### WORK ITEM:
Find every line containing the string "skin" in the data below, and report how many there are, with no other words.

### Items from an interface collection:
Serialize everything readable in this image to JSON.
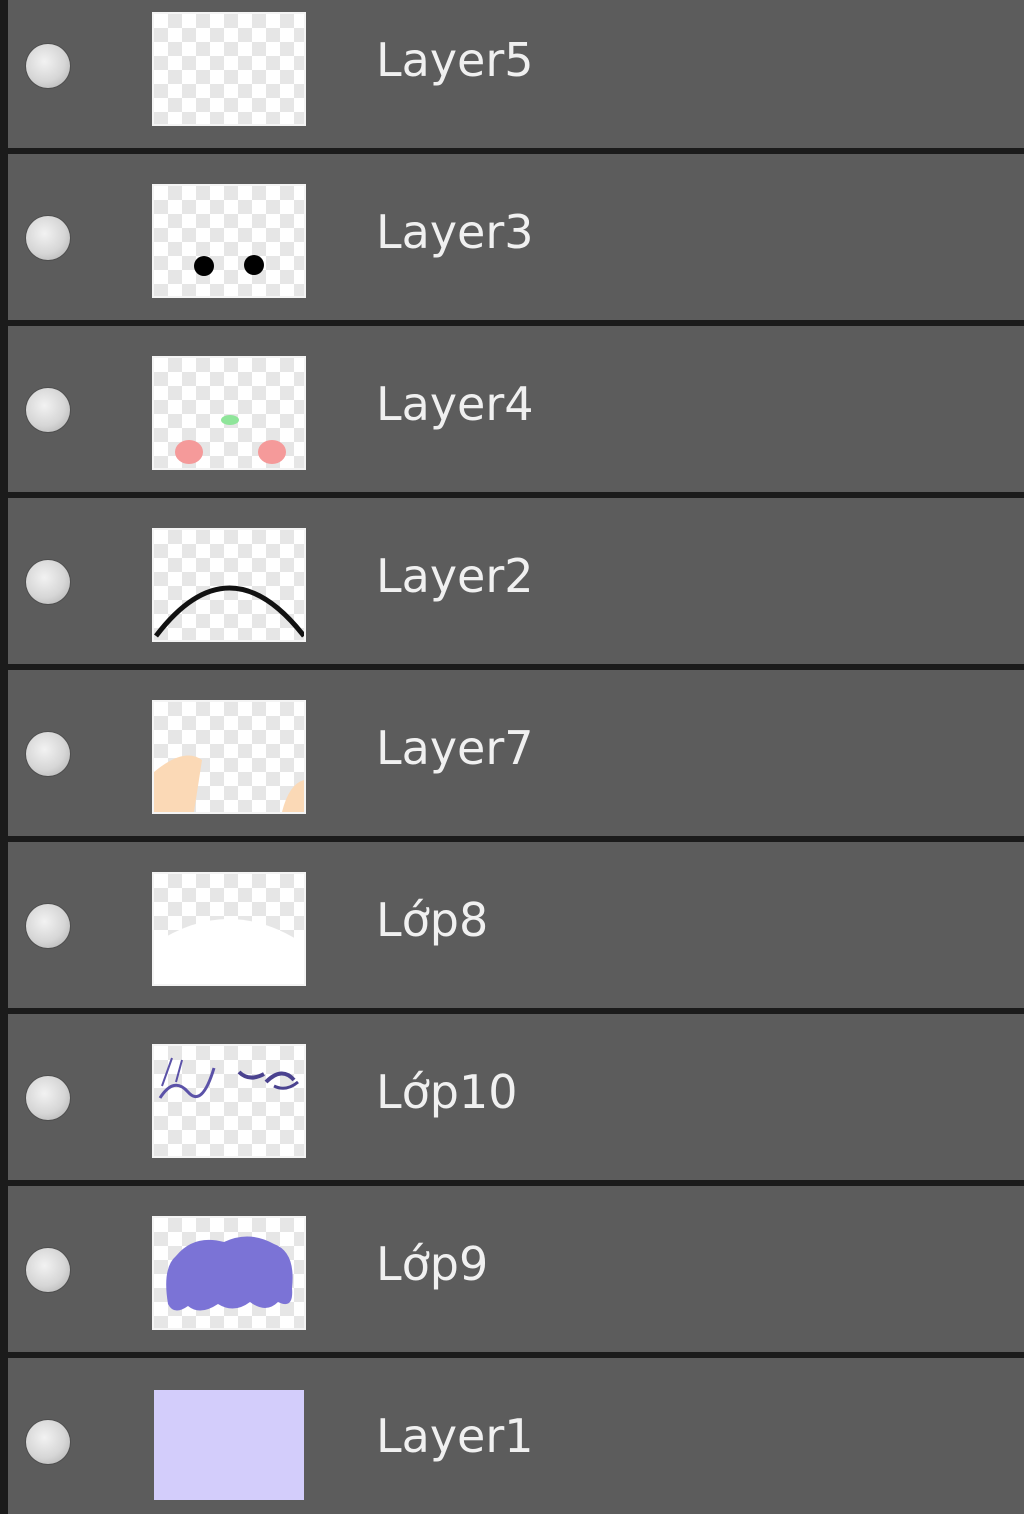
{
  "layers_panel": {
    "layers": [
      {
        "name": "Layer5",
        "thumbnail": "transparent",
        "visible": true
      },
      {
        "name": "Layer3",
        "thumbnail": "two-black-dots",
        "visible": true
      },
      {
        "name": "Layer4",
        "thumbnail": "pink-cheeks-green-mark",
        "visible": true
      },
      {
        "name": "Layer2",
        "thumbnail": "black-arc",
        "visible": true
      },
      {
        "name": "Layer7",
        "thumbnail": "skin-tone-corners",
        "visible": true
      },
      {
        "name": "Lớp8",
        "thumbnail": "white-lower-area",
        "visible": true
      },
      {
        "name": "Lớp10",
        "thumbnail": "purple-line-sketch",
        "visible": true
      },
      {
        "name": "Lớp9",
        "thumbnail": "purple-blob",
        "visible": true
      },
      {
        "name": "Layer1",
        "thumbnail": "lavender-fill",
        "visible": true
      }
    ]
  },
  "colors": {
    "panel_background": "#5c5c5c",
    "separator": "#1b1b1b",
    "text": "#f0f0f0",
    "lavender": "#d3cdfb",
    "purple": "#7b73d6",
    "cheek_pink": "#f59a9a",
    "mark_green": "#8fe59a",
    "skin": "#fbd9b6"
  }
}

### SOLVED PROBLEM:
2